Former DHS chief human capital officer Jeff Neal talks about the real costs behind shutting down an agency.
The Department of Housing and Urban Development hired 1,000 new employees in 2014. The new workers are helping the agency reverse a downward trend around morale.
Turning the calendar to 2015 has some federal leaders thinking more about the year 2020, specifically what the federal workforce looks like in five years. A lot of the focus has been on recruitment in the past few years. Elaine Duke is principal at Elaine Duke and Associates. She's former Under Secretary for Management at the Department of Homeland Security. She shared her Top 3 for 2015 on In Depth with Francis Rose. She says retention could be the big challenge for the new year.
Charlie Armstrong, the chief information officer at Customs and Border Protection, joins Federal News Radio to discuss his IT priorities, cloud computing, securing networks and systems, and workforce and morale issues, among other topics.
Federal employees' opinions of senior leaders are at a five-year low, based on the Office of Personnel Management's survey of nearly 400,000 employees across government. More broadly, the survey suggests employees are even less enthusiastic about their jobs than they were last year, when OPM warned agencies to heed signs of low morale.
The results of the latest Federal Employee Viewpoint Survey should be coming soon, and experts expect the trends we've seen over the last few years to continue this year. One of those trends is falling morale among younger, newer federal employees. Virginia Hill is national president of Young Government Leaders. On In Depth with Francis Rose, she offered ways agencies can try to keep up morale among their youngest employees.
The Office of Personnel Management answers federal employees' questions about phased retirement, diversity, recruitment and training, morale, pay, and more.
If you believe the surveys, federal workplace morale and employee engagement have declined in recent years. For a variety of reasons, a disconnect has occurred between federal employees and their managers. As part our special report, Trust Redefined: Reconnecting Government and Its Employees, we're exploring how feds can develop a new model of trust. Bob Tobias is director of Key Executive Leadership Programs at American University. He joined Tom and Emily on the Federal Drive and explained, first, you have to solve the gap between GS-15s and SESers, and the employees they lead.

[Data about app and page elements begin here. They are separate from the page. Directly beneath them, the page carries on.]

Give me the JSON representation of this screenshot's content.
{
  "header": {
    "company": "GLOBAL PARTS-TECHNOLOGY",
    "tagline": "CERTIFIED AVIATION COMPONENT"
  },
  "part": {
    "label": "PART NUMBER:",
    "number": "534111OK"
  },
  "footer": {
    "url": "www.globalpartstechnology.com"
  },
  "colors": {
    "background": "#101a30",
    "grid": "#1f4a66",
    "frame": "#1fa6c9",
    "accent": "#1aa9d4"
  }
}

Despite the challenges they face, federal employees come to work every day and strive to do their best because they are dedicated to their jobs. What will it take for Congress to start treating them with the respect they deserve, asks AFGE President J. David Cox in a column written for Federal News Radio's special report, Trust Redefined: Reconnecting Government and Its Employees.

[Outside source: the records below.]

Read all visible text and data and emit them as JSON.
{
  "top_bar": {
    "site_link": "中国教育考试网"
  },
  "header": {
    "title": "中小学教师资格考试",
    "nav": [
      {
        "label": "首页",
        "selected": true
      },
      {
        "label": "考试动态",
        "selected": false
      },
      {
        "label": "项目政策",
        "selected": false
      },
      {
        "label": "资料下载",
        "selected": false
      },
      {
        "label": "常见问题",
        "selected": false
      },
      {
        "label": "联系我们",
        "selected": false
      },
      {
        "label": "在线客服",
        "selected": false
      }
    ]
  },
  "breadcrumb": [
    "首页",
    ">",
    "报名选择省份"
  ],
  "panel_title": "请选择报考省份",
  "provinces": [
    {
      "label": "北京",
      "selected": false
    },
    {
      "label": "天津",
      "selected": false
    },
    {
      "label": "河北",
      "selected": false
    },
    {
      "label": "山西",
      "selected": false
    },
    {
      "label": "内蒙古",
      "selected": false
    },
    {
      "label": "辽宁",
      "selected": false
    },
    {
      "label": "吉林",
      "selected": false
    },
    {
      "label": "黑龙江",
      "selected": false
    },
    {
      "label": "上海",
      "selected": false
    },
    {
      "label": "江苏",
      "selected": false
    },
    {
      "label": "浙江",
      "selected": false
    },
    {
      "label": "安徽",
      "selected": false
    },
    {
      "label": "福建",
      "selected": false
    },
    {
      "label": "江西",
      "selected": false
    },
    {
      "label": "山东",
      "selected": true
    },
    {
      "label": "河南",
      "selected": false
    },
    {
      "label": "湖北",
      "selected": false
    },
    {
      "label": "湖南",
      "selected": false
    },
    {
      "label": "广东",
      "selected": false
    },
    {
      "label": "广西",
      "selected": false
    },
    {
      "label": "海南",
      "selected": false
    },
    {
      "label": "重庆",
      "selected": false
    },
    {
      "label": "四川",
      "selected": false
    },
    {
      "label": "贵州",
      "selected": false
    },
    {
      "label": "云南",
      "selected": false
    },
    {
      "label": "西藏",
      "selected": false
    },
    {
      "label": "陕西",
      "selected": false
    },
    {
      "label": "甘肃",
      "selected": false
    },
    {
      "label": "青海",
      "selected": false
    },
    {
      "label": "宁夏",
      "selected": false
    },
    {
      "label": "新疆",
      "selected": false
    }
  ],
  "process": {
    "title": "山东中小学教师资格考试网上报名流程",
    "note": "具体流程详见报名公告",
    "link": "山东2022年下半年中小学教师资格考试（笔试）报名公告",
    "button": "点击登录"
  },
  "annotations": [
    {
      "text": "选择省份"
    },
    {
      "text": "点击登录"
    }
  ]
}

People work better and more efficiently when they feel respected. And lately, Congress hasn't done a lot to make federal workers feel valued, says Sen. Jon Tester (D-Mont.) in a column written for Federal News Radio's special report, Trust Redefined: Reconnecting Government and Its Employees. But, Tester says, he has a plan to start changing that low morale.

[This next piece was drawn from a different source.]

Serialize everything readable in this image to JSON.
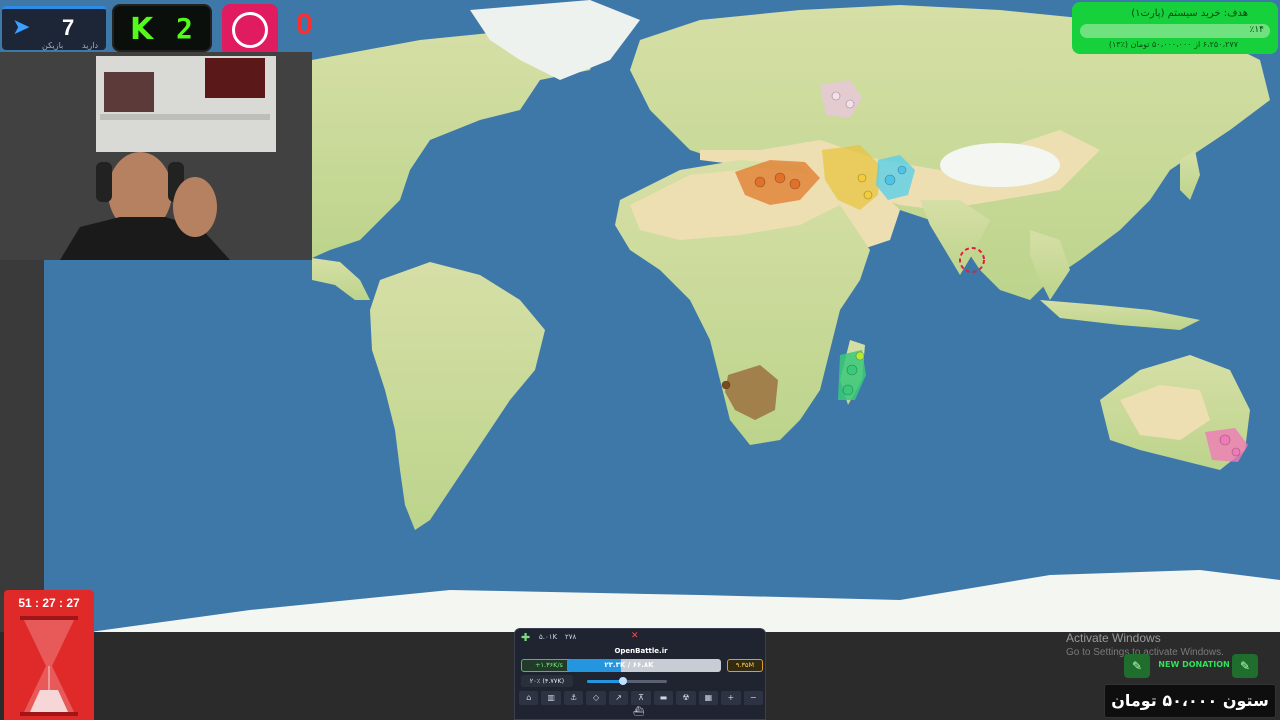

Federal employees are growing increasingly frustrated with budget cuts, stagnant pay levels and a negative perception of the federal bureaucracy, government surveys reveal. At a townhall event hosted by the Partnership for Public Service, the heads of the Departments of Commerce, Homeland Security and Labor say they're getting the message.
Telework and a strong technology infrastructure could be the best way to find and keep talented employees at your agency. That's according to a Federal News Radio survey of chief human capital officers across the federal government. Jeri Buchholz, NASA's chief human capital officer, joined Federal News Radio's Jason Miller and Francis Rose to discuss the results of the survey and NASA's new culture strategy to tackle those challenges. Read Jason's related article and view the full survey results.
Federal employees will soon get their annual chance to speak out about how they're feeling about their workplace, morale and management within agencies. The Office of Personnel Management will soon roll out this year's Federal Employee Viewpoint Survey. Federal Drive host Emily Kopp spoke with John Palguta, vice president of public policy at the Partnership for Public Service, who offered some tips for agency managers prepping for the survey.
Nearly three in every 10 new employees hired by the federal government have worked for Uncle Sam before -- in uniform. But even as the federal government has found success onboarding veteran employees, new questions have been raised about the workplace environments veterans are encountering.